This is what’s so strange.

He always cooked for me, sometimes we’d cook together.  Have dinner parties for friends. He was particular about his clothes and holidays, expensive taste.

She’s not much like me.

Everything is as it should be, nothing seems dark, nothing seems private.  No wit, no mess.  She gave up her career, or what seems like a career, to muddle along out here in a hard stream that doesn’t seem to be paying off.  The ultimate supporter.

All this time, I had imagined this fabulous life after me.  Someone perfect, more challenging, funnier.  Someone with her life together, who could carry the conversation at the party that much better.  They’d spend holidays on the ski hills and at expensive island resorts.  He’d buy her romantic gifts and cards, the kind I can’t remember getting, make time to visit her.  They would live somewhere amazing, a perfect house, this remarkable life.  Effortlessly successful and happy.  Everything we never were but should have been on paper.

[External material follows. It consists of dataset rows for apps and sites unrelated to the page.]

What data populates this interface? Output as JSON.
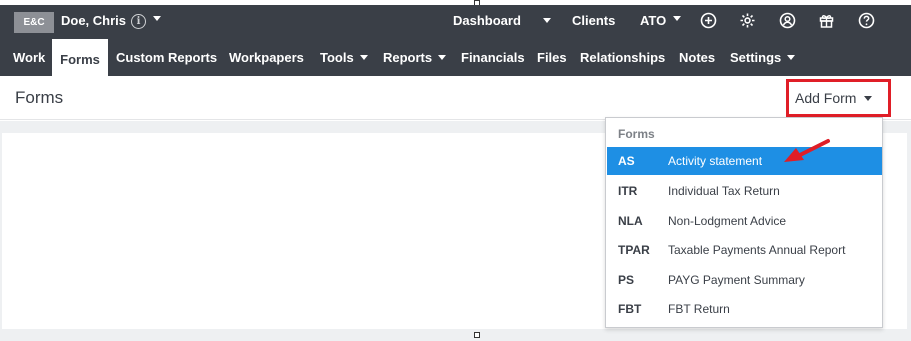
{
  "client": {
    "badge": "E&C",
    "name": "Doe, Chris",
    "info_glyph": "i"
  },
  "topbar": {
    "links": {
      "dashboard": "Dashboard",
      "clients": "Clients",
      "ato": "ATO"
    },
    "icons": [
      "add-icon",
      "gear-icon",
      "user-icon",
      "gift-icon",
      "help-icon"
    ]
  },
  "nav": {
    "work": "Work",
    "forms": "Forms",
    "custom_reports": "Custom Reports",
    "workpapers": "Workpapers",
    "tools": "Tools",
    "reports": "Reports",
    "financials": "Financials",
    "files": "Files",
    "relationships": "Relationships",
    "notes": "Notes",
    "settings": "Settings",
    "active": "Forms"
  },
  "page": {
    "title": "Forms",
    "add_form_label": "Add Form"
  },
  "dropdown": {
    "header": "Forms",
    "items": [
      {
        "code": "AS",
        "label": "Activity statement",
        "selected": true
      },
      {
        "code": "ITR",
        "label": "Individual Tax Return",
        "selected": false
      },
      {
        "code": "NLA",
        "label": "Non-Lodgment Advice",
        "selected": false
      },
      {
        "code": "TPAR",
        "label": "Taxable Payments Annual Report",
        "selected": false
      },
      {
        "code": "PS",
        "label": "PAYG Payment Summary",
        "selected": false
      },
      {
        "code": "FBT",
        "label": "FBT Return",
        "selected": false
      }
    ]
  },
  "colors": {
    "bar": "#3a3f47",
    "highlight": "#1e8fe4",
    "annotation": "#e01e27"
  }
}
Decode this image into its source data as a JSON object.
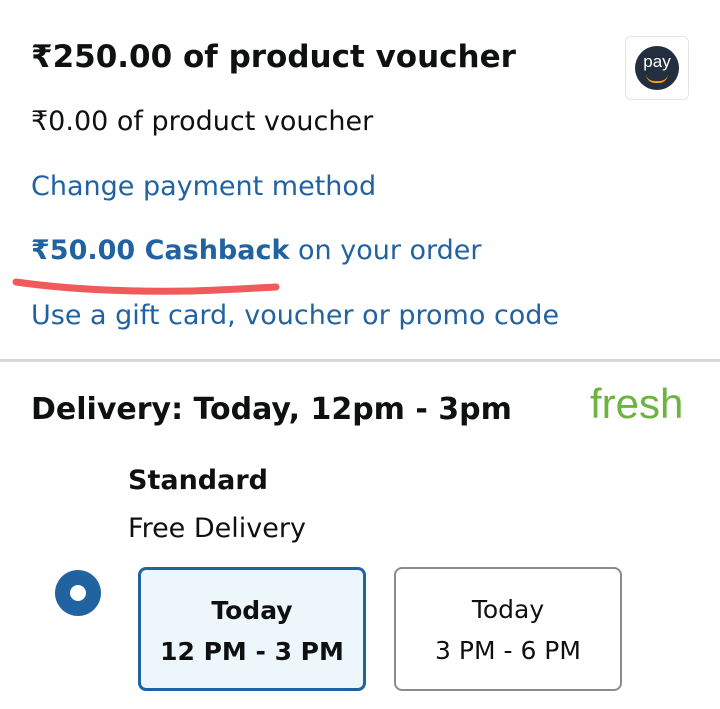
{
  "payment": {
    "voucher_title": "₹250.00 of product voucher",
    "voucher_sub": "₹0.00 of product voucher",
    "pay_badge_text": "pay",
    "change_payment": "Change payment method",
    "cashback_amount": "₹50.00 Cashback",
    "cashback_rest": " on your order",
    "gift_link": "Use a gift card, voucher or promo code"
  },
  "delivery": {
    "title": "Delivery: Today, 12pm - 3pm",
    "brand": "fresh",
    "option_name": "Standard",
    "option_desc": "Free Delivery",
    "slots": [
      {
        "day": "Today",
        "time": "12 PM - 3 PM",
        "selected": true
      },
      {
        "day": "Today",
        "time": "3 PM - 6 PM",
        "selected": false
      }
    ]
  },
  "colors": {
    "link": "#2162a1",
    "fresh_green": "#6cb33f",
    "annotation_red": "#f05a5a",
    "selected_slot_bg": "#edf6fb"
  }
}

And there wasn’t much regret, because it went on too long and was often so tepid (why are all the memories this white noise fuzz? Where there should be bright flashes?), but don’t you wonder if sometimes his mind wanders all the way back through those years, to the last wild thing, the crazy one.



Gawker is Dead
August 23, 2016, 5:13 am
Filed under: nostalgia, Uncategorized

It’s 2005.

Returning from the USA, I finally join Facebook, maybe to see the pictures my friends are posting.  In a school of about 20,000 there are less than 100 in my university network.  You need a North American university email to join at this point, I think.  Imagine.

I tell my roommate about this thing, Facebook.

“That sounds dumb,” he says.

A significant amount of time not studying, so pretty much all the time, is spent reading blogs.  It’s 2005 and I’m reading posts on Gawker about The Misshapes and whatever else they want to write about.  I think they directed me to Tracie Egan’s then anon One D at a Time.  It’s a strange land, with sprinklings of celebrity before the Kardashians.  I read a lot of Gawker at this point, so much that I become convinced everyone is reading it, and that eventually I will need to go to New York.

“You know, like Gawker” I say to a classmate.

“What’s Gawker?” he says.

I explain, sort of.  Something.

“Why would anyone care about that?” he says.

It’s 2016 and today is the day that one of those things indirectly destroys the other.